A 2009 study suggests that 42 percent of motorcycle accidents occur at intersections when drivers make unprotected turns across oncoming bikers the drivers did not see. In total, there were 37,133 traffic-related deaths in the US in 2017. Traffic accidents account for almost 25 percent of deaths for people aged 15 to 24. Clearly, there is a huge problem with our driving. We may have largely accepted these risks, but are we willing to let software make these same trade-offs?
In March 2018, an autonomous Uber test vehicle struck and killed a pedestrian in Tempe, Arizona. The public reaction was swift and brutal. Uber was sharply, and rightly, criticized for trading down safety. Ironically, this is what human drivers do every day – even AV safety drivers. Last October, a Waymo vehicle collided with a motorcycle after the safety driver took manual control in order to complete a slow lane change (Waymo claims the computer was hesitant precisely because it saw the motorcycle).
So long as software is tasked with proving a negative (that no obstacle exists in the vehicle’s travel path) there will always be accidents. Vehicles, like humans, can only see so much. It is very hard to know if you can’t see a pedestrian because there is no pedestrian, or because they are simply out of view (or hidden in a sensor glitch).
These limitations are serious – 88 percent of AV crashes reported to the California DMV between 2014 and 2018 occurred at traffic signals – and no amount of on-vehicle tech can ever fully solve this issue. Connected infrastructure is the critical last piece of the AV puzzle.
Instead of relying exclusively on vehicle-side sensors, safe AVs should also be listening to the infrastructure to better understand a dynamic environment they can never fully see on their own. Modern traffic signal platforms, for example, employ software algorithms (AI) to analyze traffic data in search of intelligence, such as near misses, impending collisions, and changes in travel demand. New technology feeds that intelligence back into both the vehicles and the infrastructure in actionable ways that improve safety and efficiency.
For example, traffic signal sensors have long detected vehicle presence. Today, that detection is increasingly coupled with AI which assesses the probability of things like red-light violations, in real time, and then uses those estimates to change signal behavior (delaying an opposing green to avoid a collision, for example).
There are many use cases, but the takeaway is that connected infrastructure can augment both AVs and human drivers in ways that dramatically reduce accidents. Most vehicle manufacturers and major parts suppliers are reaching the same conclusion and a vast development effort is underway to deploy advanced connected infrastructure quickly in order to pave the way for connected and autonomous vehicles.

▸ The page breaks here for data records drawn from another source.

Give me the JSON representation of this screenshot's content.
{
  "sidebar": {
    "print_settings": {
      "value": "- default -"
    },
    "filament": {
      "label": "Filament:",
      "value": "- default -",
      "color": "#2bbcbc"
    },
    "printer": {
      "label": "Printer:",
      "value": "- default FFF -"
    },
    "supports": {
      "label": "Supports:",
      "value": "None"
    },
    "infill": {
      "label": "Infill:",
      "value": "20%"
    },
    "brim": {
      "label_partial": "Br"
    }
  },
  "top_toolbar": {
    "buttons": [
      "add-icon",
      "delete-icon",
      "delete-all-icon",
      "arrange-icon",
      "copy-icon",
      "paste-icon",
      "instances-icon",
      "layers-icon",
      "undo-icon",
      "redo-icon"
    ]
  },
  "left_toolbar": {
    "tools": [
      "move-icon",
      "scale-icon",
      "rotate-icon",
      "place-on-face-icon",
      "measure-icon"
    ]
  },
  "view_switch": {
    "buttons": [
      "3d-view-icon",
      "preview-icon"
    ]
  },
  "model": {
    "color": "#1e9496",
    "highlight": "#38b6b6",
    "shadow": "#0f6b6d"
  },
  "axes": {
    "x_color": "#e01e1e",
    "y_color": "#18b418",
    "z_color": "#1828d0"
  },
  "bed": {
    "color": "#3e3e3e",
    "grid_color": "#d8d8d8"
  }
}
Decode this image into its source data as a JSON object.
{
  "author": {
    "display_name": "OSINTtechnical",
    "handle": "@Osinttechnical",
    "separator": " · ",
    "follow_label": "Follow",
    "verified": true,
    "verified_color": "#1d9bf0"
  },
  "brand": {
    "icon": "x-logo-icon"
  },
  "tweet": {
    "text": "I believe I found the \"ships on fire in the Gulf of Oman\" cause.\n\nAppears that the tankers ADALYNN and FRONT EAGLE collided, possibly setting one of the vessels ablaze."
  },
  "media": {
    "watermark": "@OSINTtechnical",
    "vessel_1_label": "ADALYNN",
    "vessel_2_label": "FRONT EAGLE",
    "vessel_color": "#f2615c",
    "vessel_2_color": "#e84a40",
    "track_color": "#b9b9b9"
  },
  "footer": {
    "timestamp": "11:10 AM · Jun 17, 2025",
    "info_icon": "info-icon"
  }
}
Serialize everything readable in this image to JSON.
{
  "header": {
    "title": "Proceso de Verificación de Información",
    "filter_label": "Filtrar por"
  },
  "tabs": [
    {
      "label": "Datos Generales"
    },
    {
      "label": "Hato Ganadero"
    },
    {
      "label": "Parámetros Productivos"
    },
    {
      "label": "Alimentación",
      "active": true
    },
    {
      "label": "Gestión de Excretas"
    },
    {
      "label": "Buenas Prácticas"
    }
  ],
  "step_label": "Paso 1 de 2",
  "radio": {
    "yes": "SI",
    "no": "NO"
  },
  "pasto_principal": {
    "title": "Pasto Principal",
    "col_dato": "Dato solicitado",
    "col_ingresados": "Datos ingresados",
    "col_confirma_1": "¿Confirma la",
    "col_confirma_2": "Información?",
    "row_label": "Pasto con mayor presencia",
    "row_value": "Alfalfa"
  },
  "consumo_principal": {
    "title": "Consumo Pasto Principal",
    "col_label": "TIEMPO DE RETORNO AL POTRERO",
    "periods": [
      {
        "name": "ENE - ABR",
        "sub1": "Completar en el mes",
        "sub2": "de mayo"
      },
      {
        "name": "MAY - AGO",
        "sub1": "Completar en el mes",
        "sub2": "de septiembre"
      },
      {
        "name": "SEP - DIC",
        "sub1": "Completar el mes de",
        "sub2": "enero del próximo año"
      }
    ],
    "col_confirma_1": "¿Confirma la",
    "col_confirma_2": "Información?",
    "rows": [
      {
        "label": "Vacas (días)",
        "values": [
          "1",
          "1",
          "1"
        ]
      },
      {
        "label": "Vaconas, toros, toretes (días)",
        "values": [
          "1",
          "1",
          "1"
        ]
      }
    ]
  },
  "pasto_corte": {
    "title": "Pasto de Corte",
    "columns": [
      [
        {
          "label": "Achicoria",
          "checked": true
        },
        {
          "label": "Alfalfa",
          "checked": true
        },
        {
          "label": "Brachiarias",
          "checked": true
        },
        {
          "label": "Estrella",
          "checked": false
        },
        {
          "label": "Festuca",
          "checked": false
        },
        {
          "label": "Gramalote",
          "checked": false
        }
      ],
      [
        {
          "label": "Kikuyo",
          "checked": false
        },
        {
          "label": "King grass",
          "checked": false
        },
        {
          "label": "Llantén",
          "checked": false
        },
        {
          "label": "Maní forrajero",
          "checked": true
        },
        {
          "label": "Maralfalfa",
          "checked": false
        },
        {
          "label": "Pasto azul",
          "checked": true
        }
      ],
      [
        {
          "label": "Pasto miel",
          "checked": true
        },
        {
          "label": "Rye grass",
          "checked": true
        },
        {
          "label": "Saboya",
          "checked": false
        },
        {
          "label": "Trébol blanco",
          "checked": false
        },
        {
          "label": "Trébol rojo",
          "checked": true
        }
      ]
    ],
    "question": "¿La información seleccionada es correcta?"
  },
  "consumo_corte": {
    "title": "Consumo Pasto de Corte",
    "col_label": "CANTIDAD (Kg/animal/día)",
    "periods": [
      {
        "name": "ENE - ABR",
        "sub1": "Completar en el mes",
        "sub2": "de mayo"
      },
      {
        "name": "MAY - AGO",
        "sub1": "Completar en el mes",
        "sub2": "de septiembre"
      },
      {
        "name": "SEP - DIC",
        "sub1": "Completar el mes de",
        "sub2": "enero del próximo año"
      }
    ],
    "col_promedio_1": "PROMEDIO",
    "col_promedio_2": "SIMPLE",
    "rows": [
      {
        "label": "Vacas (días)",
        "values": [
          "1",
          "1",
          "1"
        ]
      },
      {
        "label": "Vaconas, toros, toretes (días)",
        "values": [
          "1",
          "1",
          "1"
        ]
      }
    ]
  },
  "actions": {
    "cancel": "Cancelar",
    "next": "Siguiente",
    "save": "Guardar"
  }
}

As a result, the pace of related pilot projects has increased. GM, Audi, and Honda, for example, all have active projects running in various cities in the US to help them design best practices around V2X. In addition, the pace of company partnerships and startup acquisitions in this space has picked up dramatically, as large players scrambled to augment their AV efforts.
This market activity creates both challenges and opportunities for governments. As the number of pilot projects increases, opportunities for forward looking cities to help shape the AV landscape are abundant. The challenges lie in figuring out how to prevent fleet operators from taking shortcuts on safety that harm citizens and in ensuring that citizens are the primary beneficiaries of publicly funded transportation infrastructure.